Jim & Shari Hutton's 1960 Ford Sunliner. Photo courtesy of The Galaxie Club
It was also a dramatic design departure from the traditional, squared-off, chrome-laden car that preceded it. Gone were the trademark round, multi-faceted taillights and in their place were half-moon shaped, flat lenses that looked chintzy even then. They just looked bad, whether you loved Fords or not.
To its credit, however, the car was aerodynamic. Its coefficient of drag was reduced so much from the 1959 cars that it required 40 less horsepower to keep it moving at 100 mph, which meant better fuel mileage during regular operation.
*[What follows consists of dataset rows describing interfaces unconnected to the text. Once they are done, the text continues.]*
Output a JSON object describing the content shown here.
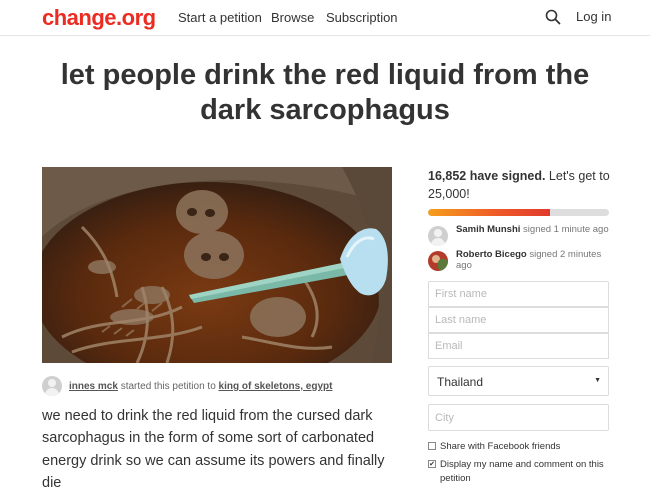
{
  "header": {
    "logo": "change.org",
    "nav": [
      "Start a petition",
      "Browse",
      "Subscription"
    ],
    "login": "Log in"
  },
  "petition": {
    "title": "let people drink the red liquid from the dark sarcophagus",
    "starter_name": "innes mck",
    "started_text": "started this petition to",
    "target": "king of skeletons, egypt",
    "description": "we need to drink the red liquid from the cursed dark sarcophagus in the form of some sort of carbonated energy drink so we can assume its powers and finally die"
  },
  "sidebar": {
    "signed_count": "16,852 have signed.",
    "goal_text": "Let's get to 25,000!",
    "progress_fraction": 0.674,
    "signers": [
      {
        "name": "Samih Munshi",
        "action": "signed 1 minute ago"
      },
      {
        "name": "Roberto Bicego",
        "action": "signed 2 minutes ago"
      }
    ],
    "form": {
      "first_name_placeholder": "First name",
      "last_name_placeholder": "Last name",
      "email_placeholder": "Email",
      "country": "Thailand",
      "city_placeholder": "City",
      "share_facebook": "Share with Facebook friends",
      "display_name": "Display my name and comment on this petition"
    }
  }
}
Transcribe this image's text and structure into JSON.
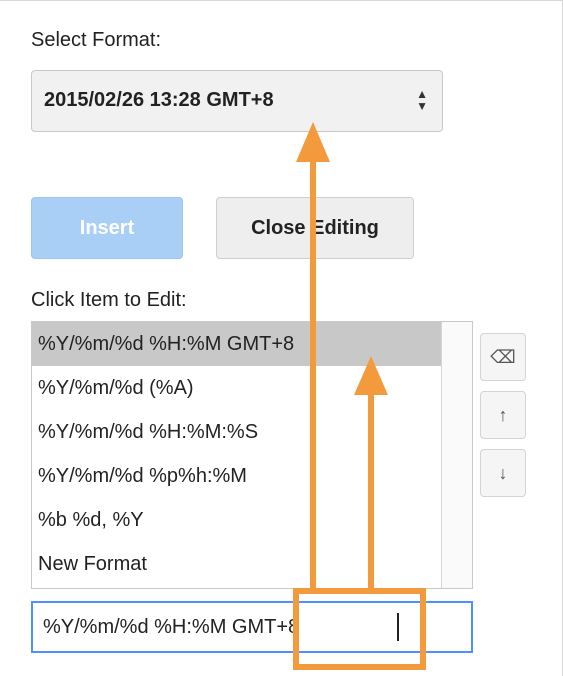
{
  "select_format_label": "Select Format:",
  "format_select": {
    "value": "2015/02/26 13:28 GMT+8",
    "arrows": "▲▼"
  },
  "buttons": {
    "insert": "Insert",
    "close_editing": "Close Editing"
  },
  "click_item_label": "Click Item to Edit:",
  "format_list": {
    "items": [
      "%Y/%m/%d %H:%M GMT+8",
      "%Y/%m/%d (%A)",
      "%Y/%m/%d %H:%M:%S",
      "%Y/%m/%d %p%h:%M",
      "%b %d, %Y",
      "New Format"
    ],
    "selected_index": 0
  },
  "side_buttons": {
    "delete": "⌫",
    "move_up": "↑",
    "move_down": "↓"
  },
  "edit_field": {
    "value": "%Y/%m/%d %H:%M GMT+8"
  },
  "colors": {
    "annotation_orange": "#f39a3c",
    "insert_disabled_bg": "#a9cff6",
    "selected_row_bg": "#c8c8c8",
    "focus_border": "#4d90fe"
  }
}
Alex Tremulis (creator of the Tucker and contributor to so many other car designs) was credited with the design of the '60 Fords, but that's chiefly because he was working on the '61-'63 T-Birds at the time and had some input in the design. In actuality, its design was a reaction to the Chevy "batwing" design of 1959.
No matter who takes credit, the design was long, flowing and completely out of character with Fords before or since. It had a full-length fin running at the top of the door line and a big open grille in the front. Ford called it the "fireplace," but others called it the "banana" grille.
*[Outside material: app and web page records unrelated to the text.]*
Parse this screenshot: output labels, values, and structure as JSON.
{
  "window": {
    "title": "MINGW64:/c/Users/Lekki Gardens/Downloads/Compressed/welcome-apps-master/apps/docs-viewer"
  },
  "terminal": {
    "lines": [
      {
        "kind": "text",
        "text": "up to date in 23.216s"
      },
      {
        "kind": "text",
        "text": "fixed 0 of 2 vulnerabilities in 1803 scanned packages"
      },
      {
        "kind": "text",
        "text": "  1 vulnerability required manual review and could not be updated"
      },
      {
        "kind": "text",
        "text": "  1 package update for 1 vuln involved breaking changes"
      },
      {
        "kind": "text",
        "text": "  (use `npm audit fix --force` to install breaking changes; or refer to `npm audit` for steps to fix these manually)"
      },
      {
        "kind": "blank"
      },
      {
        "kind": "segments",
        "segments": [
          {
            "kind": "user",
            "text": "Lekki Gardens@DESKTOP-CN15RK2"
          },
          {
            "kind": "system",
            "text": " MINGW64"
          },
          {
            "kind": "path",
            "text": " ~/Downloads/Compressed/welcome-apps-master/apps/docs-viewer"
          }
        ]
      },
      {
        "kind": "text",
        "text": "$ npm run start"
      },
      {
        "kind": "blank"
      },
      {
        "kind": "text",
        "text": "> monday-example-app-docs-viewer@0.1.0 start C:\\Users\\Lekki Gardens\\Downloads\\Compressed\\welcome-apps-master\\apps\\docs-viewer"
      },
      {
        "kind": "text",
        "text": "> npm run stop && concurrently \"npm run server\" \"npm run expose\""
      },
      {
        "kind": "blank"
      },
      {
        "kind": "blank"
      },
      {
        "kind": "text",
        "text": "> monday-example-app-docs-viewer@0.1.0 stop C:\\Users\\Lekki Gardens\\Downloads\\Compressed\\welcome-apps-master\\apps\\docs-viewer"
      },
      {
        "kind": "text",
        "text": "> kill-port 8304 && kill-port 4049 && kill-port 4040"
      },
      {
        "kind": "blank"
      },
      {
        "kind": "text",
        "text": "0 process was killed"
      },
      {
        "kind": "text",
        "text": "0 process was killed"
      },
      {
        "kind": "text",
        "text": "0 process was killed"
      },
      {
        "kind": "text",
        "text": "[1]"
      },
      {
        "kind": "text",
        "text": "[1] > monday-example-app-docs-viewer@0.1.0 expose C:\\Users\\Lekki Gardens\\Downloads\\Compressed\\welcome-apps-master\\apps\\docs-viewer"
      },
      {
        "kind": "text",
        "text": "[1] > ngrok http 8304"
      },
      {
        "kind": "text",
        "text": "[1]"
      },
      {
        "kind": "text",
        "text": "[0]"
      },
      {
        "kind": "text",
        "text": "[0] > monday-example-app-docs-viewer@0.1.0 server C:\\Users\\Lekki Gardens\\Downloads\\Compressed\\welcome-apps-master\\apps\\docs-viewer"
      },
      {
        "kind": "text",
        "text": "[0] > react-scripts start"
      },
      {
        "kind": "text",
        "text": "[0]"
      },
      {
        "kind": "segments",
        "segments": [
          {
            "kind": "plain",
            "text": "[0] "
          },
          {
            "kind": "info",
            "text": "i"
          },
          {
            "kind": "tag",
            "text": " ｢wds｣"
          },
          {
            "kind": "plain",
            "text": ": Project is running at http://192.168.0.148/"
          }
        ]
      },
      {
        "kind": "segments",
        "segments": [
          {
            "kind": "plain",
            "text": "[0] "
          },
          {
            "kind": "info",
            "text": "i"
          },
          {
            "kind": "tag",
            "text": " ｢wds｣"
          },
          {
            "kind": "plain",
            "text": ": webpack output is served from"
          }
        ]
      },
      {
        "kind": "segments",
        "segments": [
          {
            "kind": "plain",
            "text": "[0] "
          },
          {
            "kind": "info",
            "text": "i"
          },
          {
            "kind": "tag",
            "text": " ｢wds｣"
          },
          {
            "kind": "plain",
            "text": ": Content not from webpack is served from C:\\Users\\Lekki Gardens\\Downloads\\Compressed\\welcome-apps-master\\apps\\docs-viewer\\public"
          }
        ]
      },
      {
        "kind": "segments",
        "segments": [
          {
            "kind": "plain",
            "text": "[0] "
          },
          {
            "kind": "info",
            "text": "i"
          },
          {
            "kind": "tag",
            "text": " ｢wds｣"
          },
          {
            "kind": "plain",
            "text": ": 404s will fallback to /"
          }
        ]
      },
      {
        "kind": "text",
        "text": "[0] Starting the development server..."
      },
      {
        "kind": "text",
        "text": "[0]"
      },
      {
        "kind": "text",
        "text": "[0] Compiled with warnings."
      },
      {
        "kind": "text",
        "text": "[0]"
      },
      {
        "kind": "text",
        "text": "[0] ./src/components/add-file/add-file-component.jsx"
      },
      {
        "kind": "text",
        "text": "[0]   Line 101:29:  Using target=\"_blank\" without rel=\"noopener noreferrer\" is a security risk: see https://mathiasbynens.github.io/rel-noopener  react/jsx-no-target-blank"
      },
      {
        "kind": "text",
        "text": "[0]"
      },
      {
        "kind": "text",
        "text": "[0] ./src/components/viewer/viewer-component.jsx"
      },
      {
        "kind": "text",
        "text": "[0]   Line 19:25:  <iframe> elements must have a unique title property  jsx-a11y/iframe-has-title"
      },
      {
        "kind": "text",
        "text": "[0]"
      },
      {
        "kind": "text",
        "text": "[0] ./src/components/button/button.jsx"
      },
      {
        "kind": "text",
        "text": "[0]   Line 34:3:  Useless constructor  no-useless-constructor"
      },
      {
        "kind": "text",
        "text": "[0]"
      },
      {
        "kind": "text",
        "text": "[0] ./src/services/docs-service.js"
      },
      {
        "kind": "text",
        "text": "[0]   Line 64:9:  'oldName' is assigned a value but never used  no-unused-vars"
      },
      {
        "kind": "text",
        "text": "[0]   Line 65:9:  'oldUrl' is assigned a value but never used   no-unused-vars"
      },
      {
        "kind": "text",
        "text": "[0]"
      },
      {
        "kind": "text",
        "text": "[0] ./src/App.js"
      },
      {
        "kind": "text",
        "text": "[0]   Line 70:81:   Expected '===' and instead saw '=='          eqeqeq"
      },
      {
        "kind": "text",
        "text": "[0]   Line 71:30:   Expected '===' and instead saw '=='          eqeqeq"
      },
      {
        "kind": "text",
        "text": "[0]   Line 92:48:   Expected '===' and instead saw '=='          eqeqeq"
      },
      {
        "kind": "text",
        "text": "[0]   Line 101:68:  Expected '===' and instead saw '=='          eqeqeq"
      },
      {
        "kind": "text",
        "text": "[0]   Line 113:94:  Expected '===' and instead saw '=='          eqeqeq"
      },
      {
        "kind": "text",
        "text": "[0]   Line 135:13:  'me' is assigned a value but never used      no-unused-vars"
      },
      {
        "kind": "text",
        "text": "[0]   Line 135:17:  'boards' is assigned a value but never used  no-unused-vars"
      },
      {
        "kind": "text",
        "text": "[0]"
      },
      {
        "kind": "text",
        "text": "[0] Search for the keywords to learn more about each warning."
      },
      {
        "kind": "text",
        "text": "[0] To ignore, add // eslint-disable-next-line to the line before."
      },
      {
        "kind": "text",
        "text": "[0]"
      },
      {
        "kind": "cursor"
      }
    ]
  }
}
Fords came in several models for 1960, from a station wagon to the Fairlane four-door coupes, to the Galaxie four-door hardtops, to a sleek Starliner hardtop (it looked quite good, actually) to the Sunliner convertible, of which over 44,000 were produced for 1960. The Sunliner is a very pretty car, however, because in convertible form the overall shape of the car looks right. All the lines converge to make it look long and low and very attractive.-
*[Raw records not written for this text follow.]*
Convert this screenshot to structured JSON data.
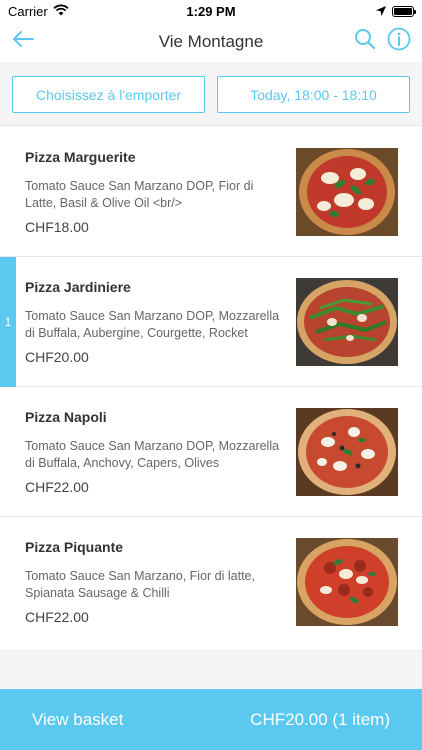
{
  "status_bar": {
    "carrier": "Carrier",
    "time": "1:29 PM"
  },
  "nav": {
    "title": "Vie Montagne"
  },
  "filters": {
    "order_type": "Choisissez à l'emporter",
    "time_slot": "Today, 18:00 - 18:10"
  },
  "menu": {
    "items": [
      {
        "name": "Pizza Marguerite",
        "description": "Tomato Sauce San Marzano DOP, Fior di Latte, Basil & Olive Oil <br/>",
        "price": "CHF18.00"
      },
      {
        "name": "Pizza Jardiniere",
        "description": "Tomato Sauce San Marzano DOP, Mozzarella di Buffala, Aubergine, Courgette, Rocket",
        "price": "CHF20.00",
        "quantity": "1"
      },
      {
        "name": "Pizza Napoli",
        "description": "Tomato Sauce San Marzano DOP, Mozzarella di Buffala, Anchovy, Capers, Olives",
        "price": "CHF22.00"
      },
      {
        "name": "Pizza Piquante",
        "description": "Tomato Sauce San Marzano, Fior di latte, Spianata Sausage & Chilli",
        "price": "CHF22.00"
      }
    ]
  },
  "basket": {
    "label": "View basket",
    "total": "CHF20.00 (1 item)"
  },
  "colors": {
    "accent": "#5bc8ef",
    "text": "#333333",
    "muted_text": "#666666",
    "section_bg": "#f5f5f5"
  },
  "icons": [
    "wifi-icon",
    "location-arrow-icon",
    "battery-icon",
    "back-arrow-icon",
    "search-icon",
    "info-icon"
  ]
}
The most significant thing about the 1960 model year was that the interiors were starting to get pretty and far more detailed. The instrument pod mimicked the taillight shape (bad idea) but was very attractively done. The parking brake release was moved to a pull-out knob identical to — and next to — the headlight switch (another bad idea). The trunk lid was narrow due to the depth of the fin area, making it nearly impossible to reach anything from the side of the car.
Although fit-and-finish was pretty awful even for 1960, engineering improvements abounded. Oil change intervals were extended to 6,000 miles and chassis lubrication to 30,000 miles in an era when many cars required oil changes at 1,500 and lube jobs at the same time.
1960 Ford Sunliner.
Power for the cars came from a base inline 6, but most buyers opted for the 352 cubic-inch V8 that produced 235 horsepower with a 2-barrel and 300 horsepower with a 4-barrel. There was an optional high-performance, 360 horsepower 352 that very few people bought, but it was a very strong engine that could reach 0-60 times of 7.1 seconds.
Convertibles notwithstanding, the 1960 Fords didn't catch on then and still don't today. Their values are quite modest when compared with contemporary Fords and other makes, and even the Sunliners in fully-restored condition only sell at the $20,000 level.
Why isn't it more popular? Perhaps it was the styling, although everything in that era tried to look like airplanes or space ships. Perhaps it was the Falcon, which was the big splash introduction of 1960. Perhaps the competitors (Chevy, Pontiac, Olds, etc.) were just better looking, but who knows?
We think it was the taillights.